(Extracted material)

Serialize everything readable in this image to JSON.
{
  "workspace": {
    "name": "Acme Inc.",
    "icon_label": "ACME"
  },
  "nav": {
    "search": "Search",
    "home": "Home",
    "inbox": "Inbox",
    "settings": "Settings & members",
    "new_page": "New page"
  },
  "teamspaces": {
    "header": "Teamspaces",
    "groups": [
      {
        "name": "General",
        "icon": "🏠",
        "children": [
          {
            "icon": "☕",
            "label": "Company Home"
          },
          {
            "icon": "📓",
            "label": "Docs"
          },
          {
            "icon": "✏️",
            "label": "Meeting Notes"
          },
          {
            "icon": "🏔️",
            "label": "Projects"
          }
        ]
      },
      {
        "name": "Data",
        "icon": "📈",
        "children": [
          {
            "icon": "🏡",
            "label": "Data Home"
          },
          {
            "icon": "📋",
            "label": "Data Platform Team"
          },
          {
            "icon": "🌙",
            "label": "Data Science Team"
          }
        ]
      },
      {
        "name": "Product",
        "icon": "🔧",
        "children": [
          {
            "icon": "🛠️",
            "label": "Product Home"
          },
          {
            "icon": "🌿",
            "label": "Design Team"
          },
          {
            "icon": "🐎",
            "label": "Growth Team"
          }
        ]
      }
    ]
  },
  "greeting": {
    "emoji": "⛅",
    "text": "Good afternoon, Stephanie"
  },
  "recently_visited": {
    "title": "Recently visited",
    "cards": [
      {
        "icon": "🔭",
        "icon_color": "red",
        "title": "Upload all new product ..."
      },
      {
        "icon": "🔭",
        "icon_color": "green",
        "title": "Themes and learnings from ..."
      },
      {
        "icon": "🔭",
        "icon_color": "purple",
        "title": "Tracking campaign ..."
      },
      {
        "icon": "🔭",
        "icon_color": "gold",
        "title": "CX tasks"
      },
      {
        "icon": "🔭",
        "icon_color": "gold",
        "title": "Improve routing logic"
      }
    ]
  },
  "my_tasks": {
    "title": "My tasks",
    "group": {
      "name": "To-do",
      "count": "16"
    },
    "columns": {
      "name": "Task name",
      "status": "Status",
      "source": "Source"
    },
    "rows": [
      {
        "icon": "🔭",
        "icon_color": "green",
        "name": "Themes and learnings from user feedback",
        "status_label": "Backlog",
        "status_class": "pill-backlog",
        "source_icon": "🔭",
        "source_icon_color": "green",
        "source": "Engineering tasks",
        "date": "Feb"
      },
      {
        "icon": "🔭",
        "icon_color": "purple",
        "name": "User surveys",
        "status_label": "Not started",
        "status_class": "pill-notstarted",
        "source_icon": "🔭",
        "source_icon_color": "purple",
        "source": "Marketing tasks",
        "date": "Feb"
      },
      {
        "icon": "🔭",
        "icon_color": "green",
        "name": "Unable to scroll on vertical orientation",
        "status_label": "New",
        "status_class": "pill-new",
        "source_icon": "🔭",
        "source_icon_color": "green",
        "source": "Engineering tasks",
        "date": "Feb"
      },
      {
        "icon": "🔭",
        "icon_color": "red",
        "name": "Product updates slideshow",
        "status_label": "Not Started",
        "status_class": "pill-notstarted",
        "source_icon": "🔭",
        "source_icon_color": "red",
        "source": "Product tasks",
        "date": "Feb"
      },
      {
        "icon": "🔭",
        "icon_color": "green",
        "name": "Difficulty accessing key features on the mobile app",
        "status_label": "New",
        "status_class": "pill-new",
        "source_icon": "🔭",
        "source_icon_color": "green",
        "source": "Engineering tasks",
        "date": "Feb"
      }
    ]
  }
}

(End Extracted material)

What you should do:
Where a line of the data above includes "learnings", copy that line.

Solution to this exercise:
        "title": "Themes and learnings from ..."
        "name": "Themes and learnings from user feedback",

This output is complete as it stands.